**WHAT YOU WILL DO:** Print the lines below exactly as written, with none missing.

[Records from a dataset]
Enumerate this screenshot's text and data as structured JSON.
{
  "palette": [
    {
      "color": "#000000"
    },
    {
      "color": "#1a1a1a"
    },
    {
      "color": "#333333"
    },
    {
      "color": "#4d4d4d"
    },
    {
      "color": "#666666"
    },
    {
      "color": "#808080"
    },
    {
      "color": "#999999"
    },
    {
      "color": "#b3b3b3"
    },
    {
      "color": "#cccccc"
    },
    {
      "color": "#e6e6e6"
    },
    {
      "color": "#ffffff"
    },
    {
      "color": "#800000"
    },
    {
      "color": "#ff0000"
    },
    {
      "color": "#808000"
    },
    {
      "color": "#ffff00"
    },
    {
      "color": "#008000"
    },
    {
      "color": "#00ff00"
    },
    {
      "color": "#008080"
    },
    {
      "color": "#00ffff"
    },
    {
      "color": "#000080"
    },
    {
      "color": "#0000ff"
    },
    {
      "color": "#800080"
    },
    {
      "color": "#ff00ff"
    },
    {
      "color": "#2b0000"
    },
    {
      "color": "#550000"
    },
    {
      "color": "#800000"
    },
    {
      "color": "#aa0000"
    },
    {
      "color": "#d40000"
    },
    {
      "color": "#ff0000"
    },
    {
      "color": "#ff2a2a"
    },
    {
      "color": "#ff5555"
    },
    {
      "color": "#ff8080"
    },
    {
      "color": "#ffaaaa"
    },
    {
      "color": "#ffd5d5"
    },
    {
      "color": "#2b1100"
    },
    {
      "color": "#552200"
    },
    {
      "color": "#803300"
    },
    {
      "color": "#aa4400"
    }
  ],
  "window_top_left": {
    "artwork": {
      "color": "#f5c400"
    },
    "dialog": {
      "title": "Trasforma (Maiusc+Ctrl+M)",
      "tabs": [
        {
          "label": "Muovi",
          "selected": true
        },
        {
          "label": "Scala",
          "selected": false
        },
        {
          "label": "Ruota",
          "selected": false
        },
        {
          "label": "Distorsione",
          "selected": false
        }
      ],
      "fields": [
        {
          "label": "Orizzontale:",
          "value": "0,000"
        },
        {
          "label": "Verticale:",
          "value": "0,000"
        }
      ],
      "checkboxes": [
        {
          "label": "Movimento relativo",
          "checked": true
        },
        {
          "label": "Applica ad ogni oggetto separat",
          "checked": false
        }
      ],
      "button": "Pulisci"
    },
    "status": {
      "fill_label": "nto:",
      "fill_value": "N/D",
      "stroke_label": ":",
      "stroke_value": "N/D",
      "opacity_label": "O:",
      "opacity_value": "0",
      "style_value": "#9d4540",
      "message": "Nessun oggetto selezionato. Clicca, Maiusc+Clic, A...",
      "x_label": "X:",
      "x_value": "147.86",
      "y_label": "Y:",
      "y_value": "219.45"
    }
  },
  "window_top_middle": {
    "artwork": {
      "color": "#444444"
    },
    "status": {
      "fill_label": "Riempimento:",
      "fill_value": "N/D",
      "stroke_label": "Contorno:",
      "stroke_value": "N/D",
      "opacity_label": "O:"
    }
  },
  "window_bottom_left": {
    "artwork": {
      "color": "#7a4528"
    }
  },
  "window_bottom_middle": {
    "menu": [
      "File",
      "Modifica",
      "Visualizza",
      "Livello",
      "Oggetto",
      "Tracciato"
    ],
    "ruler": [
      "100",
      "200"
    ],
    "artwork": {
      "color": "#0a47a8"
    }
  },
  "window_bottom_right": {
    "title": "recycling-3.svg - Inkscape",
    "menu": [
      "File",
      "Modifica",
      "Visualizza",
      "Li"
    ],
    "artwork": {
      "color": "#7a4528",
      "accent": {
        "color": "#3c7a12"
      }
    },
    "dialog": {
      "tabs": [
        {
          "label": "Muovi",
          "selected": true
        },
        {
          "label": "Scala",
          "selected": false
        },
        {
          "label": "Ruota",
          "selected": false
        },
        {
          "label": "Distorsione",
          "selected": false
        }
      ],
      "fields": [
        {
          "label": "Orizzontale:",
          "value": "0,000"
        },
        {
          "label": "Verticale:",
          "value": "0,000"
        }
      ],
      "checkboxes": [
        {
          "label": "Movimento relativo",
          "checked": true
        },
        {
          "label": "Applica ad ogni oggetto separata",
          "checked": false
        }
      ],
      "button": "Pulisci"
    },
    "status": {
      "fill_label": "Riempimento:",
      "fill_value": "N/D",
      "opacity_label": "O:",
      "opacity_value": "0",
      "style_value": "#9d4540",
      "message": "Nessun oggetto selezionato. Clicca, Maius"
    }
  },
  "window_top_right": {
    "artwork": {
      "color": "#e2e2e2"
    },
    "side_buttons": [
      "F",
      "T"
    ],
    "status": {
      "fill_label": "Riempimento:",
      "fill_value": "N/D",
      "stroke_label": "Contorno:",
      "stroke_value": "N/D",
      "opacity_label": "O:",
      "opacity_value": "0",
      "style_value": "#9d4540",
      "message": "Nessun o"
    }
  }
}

**WORKED SOLUTION:**
Enumerate this screenshot's text and data as structured JSON.
{
  "palette": [
    {
      "color": "#000000"
    },
    {
      "color": "#1a1a1a"
    },
    {
      "color": "#333333"
    },
    {
      "color": "#4d4d4d"
    },
    {
      "color": "#666666"
    },
    {
      "color": "#808080"
    },
    {
      "color": "#999999"
    },
    {
      "color": "#b3b3b3"
    },
    {
      "color": "#cccccc"
    },
    {
      "color": "#e6e6e6"
    },
    {
      "color": "#ffffff"
    },
    {
      "color": "#800000"
    },
    {
      "color": "#ff0000"
    },
    {
      "color": "#808000"
    },
    {
      "color": "#ffff00"
    },
    {
      "color": "#008000"
    },
    {
      "color": "#00ff00"
    },
    {
      "color": "#008080"
    },
    {
      "color": "#00ffff"
    },
    {
      "color": "#000080"
    },
    {
      "color": "#0000ff"
    },
    {
      "color": "#800080"
    },
    {
      "color": "#ff00ff"
    },
    {
      "color": "#2b0000"
    },
    {
      "color": "#550000"
    },
    {
      "color": "#800000"
    },
    {
      "color": "#aa0000"
    },
    {
      "color": "#d40000"
    },
    {
      "color": "#ff0000"
    },
    {
      "color": "#ff2a2a"
    },
    {
      "color": "#ff5555"
    },
    {
      "color": "#ff8080"
    },
    {
      "color": "#ffaaaa"
    },
    {
      "color": "#ffd5d5"
    },
    {
      "color": "#2b1100"
    },
    {
      "color": "#552200"
    },
    {
      "color": "#803300"
    },
    {
      "color": "#aa4400"
    }
  ],
  "window_top_left": {
    "artwork": {
      "color": "#f5c400"
    },
    "dialog": {
      "title": "Trasforma (Maiusc+Ctrl+M)",
      "tabs": [
        {
          "label": "Muovi",
          "selected": true
        },
        {
          "label": "Scala",
          "selected": false
        },
        {
          "label": "Ruota",
          "selected": false
        },
        {
          "label": "Distorsione",
          "selected": false
        }
      ],
      "fields": [
        {
          "label": "Orizzontale:",
          "value": "0,000"
        },
        {
          "label": "Verticale:",
          "value": "0,000"
        }
      ],
      "checkboxes": [
        {
          "label": "Movimento relativo",
          "checked": true
        },
        {
          "label": "Applica ad ogni oggetto separat",
          "checked": false
        }
      ],
      "button": "Pulisci"
    },
    "status": {
      "fill_label": "nto:",
      "fill_value": "N/D",
      "stroke_label": ":",
      "stroke_value": "N/D",
      "opacity_label": "O:",
      "opacity_value": "0",
      "style_value": "#9d4540",
      "message": "Nessun oggetto selezionato. Clicca, Maiusc+Clic, A...",
      "x_label": "X:",
      "x_value": "147.86",
      "y_label": "Y:",
      "y_value": "219.45"
    }
  },
  "window_top_middle": {
    "artwork": {
      "color": "#444444"
    },
    "status": {
      "fill_label": "Riempimento:",
      "fill_value": "N/D",
      "stroke_label": "Contorno:",
      "stroke_value": "N/D",
      "opacity_label": "O:"
    }
  },
  "window_bottom_left": {
    "artwork": {
      "color": "#7a4528"
    }
  },
  "window_bottom_middle": {
    "menu": [
      "File",
      "Modifica",
      "Visualizza",
      "Livello",
      "Oggetto",
      "Tracciato"
    ],
    "ruler": [
      "100",
      "200"
    ],
    "artwork": {
      "color": "#0a47a8"
    }
  },
  "window_bottom_right": {
    "title": "recycling-3.svg - Inkscape",
    "menu": [
      "File",
      "Modifica",
      "Visualizza",
      "Li"
    ],
    "artwork": {
      "color": "#7a4528",
      "accent": {
        "color": "#3c7a12"
      }
    },
    "dialog": {
      "tabs": [
        {
          "label": "Muovi",
          "selected": true
        },
        {
          "label": "Scala",
          "selected": false
        },
        {
          "label": "Ruota",
          "selected": false
        },
        {
          "label": "Distorsione",
          "selected": false
        }
      ],
      "fields": [
        {
          "label": "Orizzontale:",
          "value": "0,000"
        },
        {
          "label": "Verticale:",
          "value": "0,000"
        }
      ],
      "checkboxes": [
        {
          "label": "Movimento relativo",
          "checked": true
        },
        {
          "label": "Applica ad ogni oggetto separata",
          "checked": false
        }
      ],
      "button": "Pulisci"
    },
    "status": {
      "fill_label": "Riempimento:",
      "fill_value": "N/D",
      "opacity_label": "O:",
      "opacity_value": "0",
      "style_value": "#9d4540",
      "message": "Nessun oggetto selezionato. Clicca, Maius"
    }
  },
  "window_top_right": {
    "artwork": {
      "color": "#e2e2e2"
    },
    "side_buttons": [
      "F",
      "T"
    ],
    "status": {
      "fill_label": "Riempimento:",
      "fill_value": "N/D",
      "stroke_label": "Contorno:",
      "stroke_value": "N/D",
      "opacity_label": "O:",
      "opacity_value": "0",
      "style_value": "#9d4540",
      "message": "Nessun o"
    }
  }
}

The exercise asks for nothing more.